Striking Hollywood Writers Return To Bargaining Table With Studios

The Writers Guild of America (WGA) walkout since early May has brought the entertainment industry to a standstill.

US actor Jason Sudeikis joins members of the Writers Guild of America and the Screen Actors Guild as they walk a picket line outside NBC Universal in New York City on July 14, 2023. – Tens of thousands of Hollywood actors went on strike at midnight July 13, 2023, effectively bringing the giant movie and television business to a halt as they join writers in the first industry-wide walkout for 63 years. (Photo by TIMOTHY A. CLARY / AFP)


Hollywood’s writers’ union will return to the bargaining table this week after studios requested a meeting to explore ways to end the ongoing strike, the guild said Thursday.

The Writers Guild of America (WGA) walkout since early May has brought the entertainment industry to a standstill, and the two sides have not resumed formal talks over terms including pay since.

In an email to members, the WGA said it had accepted a request to meet Friday with the Alliance of Motion Picture and Television Producers (AMPTP), which includes studios like Disney and Netflix.

“We expect the AMPTP to provide responses to WGA proposals,” said the negotiating committee’s email, seen by AFP.

“Our committee returns to the bargaining table ready to make a fair deal, knowing the unified WGA membership stands behind us and buoyed by the ongoing support of our union allies.”

READ ALSO: Emmys Postponed Until January Over Hollywood Strikes

The chaos wrought on the entertainment industry only deepened last month, when writers were joined on the picket lines by the far larger Screen Actors Guild.

Writers — as well as actors — are renegotiating their collective contracts to demand better pay, guarantees to limit the use of artificial intelligence, and other working conditions.

The WGA, which says current terms make it impossible for many of its 11,000 members to make a living, this week marked the 100th day of its strike, dubbing the occasion a “milestone of shame” for studios.

The two sides had met last Friday to discuss the possibility of reopening talks.

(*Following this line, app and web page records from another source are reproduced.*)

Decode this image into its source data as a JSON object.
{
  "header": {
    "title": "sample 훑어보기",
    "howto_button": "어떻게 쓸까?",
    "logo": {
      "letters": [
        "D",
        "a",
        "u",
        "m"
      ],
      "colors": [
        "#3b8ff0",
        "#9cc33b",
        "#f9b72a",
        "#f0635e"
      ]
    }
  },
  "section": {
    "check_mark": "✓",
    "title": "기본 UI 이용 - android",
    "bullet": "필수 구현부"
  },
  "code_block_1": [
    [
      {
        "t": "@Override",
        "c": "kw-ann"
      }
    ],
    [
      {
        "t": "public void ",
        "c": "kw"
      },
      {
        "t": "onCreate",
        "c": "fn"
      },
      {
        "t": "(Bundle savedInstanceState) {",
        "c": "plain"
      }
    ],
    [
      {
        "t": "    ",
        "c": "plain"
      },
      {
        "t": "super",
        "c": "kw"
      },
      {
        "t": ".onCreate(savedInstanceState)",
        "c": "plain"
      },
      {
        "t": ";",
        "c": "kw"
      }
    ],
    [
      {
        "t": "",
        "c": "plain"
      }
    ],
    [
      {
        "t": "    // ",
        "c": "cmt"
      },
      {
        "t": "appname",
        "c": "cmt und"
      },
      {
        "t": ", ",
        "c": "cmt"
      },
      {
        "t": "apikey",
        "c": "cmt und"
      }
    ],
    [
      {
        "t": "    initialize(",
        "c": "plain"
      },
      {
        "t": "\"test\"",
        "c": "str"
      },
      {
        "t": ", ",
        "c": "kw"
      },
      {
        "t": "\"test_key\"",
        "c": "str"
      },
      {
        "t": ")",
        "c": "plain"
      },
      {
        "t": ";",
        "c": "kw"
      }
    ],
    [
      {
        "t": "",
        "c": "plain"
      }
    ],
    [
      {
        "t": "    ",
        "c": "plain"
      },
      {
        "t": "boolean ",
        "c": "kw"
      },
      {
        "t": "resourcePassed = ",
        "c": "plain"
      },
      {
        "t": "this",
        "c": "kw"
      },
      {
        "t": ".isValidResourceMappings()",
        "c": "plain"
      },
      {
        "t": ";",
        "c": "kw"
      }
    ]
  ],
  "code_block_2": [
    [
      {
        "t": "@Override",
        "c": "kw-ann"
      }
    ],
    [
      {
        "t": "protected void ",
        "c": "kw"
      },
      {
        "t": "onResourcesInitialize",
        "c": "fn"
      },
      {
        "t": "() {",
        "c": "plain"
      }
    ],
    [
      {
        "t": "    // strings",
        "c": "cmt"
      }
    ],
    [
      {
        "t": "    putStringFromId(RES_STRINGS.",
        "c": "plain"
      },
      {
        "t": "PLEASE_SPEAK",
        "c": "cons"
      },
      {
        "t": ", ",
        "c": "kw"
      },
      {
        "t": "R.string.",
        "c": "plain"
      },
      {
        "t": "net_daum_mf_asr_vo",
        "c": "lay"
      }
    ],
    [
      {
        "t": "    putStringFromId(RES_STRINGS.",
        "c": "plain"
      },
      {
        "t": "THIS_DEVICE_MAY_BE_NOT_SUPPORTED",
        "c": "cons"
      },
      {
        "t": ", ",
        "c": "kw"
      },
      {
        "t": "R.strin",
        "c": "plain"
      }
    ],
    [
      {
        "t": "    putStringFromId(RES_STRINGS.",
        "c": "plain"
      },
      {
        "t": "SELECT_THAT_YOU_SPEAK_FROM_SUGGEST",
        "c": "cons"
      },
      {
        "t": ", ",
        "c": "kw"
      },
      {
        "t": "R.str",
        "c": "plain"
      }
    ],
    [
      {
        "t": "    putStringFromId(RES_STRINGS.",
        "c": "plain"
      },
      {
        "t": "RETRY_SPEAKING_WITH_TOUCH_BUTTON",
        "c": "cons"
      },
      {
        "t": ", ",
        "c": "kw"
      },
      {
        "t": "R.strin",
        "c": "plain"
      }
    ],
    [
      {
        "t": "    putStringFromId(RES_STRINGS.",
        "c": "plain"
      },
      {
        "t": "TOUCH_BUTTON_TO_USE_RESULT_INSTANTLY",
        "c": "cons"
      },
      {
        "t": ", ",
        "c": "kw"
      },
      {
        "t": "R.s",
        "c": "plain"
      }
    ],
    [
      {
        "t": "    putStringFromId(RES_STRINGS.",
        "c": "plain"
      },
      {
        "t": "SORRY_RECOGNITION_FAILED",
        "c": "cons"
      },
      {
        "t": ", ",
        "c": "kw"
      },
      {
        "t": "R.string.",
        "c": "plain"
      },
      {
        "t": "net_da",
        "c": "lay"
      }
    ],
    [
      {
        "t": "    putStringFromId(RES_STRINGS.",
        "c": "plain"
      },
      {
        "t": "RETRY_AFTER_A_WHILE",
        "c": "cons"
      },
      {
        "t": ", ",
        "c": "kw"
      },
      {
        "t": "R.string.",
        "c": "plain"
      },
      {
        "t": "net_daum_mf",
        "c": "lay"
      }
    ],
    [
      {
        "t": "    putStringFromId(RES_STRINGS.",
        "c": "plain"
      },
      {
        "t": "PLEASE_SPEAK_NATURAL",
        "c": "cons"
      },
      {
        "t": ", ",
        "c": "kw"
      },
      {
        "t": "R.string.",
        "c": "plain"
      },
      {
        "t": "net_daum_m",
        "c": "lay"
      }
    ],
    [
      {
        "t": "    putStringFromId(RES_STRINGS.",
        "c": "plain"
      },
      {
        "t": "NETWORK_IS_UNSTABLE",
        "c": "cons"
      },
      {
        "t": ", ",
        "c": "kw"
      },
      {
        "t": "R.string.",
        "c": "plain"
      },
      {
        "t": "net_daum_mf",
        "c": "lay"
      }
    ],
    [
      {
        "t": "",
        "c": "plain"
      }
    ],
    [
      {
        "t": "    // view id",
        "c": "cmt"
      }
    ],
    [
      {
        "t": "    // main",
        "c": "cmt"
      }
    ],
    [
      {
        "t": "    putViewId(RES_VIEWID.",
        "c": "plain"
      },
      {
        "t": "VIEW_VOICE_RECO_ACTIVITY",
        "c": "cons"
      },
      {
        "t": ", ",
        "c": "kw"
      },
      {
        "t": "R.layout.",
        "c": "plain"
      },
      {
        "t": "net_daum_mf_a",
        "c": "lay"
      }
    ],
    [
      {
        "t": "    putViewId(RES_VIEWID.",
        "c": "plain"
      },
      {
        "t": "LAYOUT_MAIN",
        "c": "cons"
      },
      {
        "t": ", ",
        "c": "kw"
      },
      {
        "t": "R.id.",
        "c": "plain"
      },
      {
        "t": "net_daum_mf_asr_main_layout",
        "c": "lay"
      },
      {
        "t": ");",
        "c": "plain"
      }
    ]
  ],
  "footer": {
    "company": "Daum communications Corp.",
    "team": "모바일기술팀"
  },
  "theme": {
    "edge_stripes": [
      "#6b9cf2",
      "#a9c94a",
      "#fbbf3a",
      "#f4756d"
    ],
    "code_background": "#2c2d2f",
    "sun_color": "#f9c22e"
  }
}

Countless film shoots and productions have ground to a halt because of the strike, and television’s Emmy Awards were postponed by four months, to January.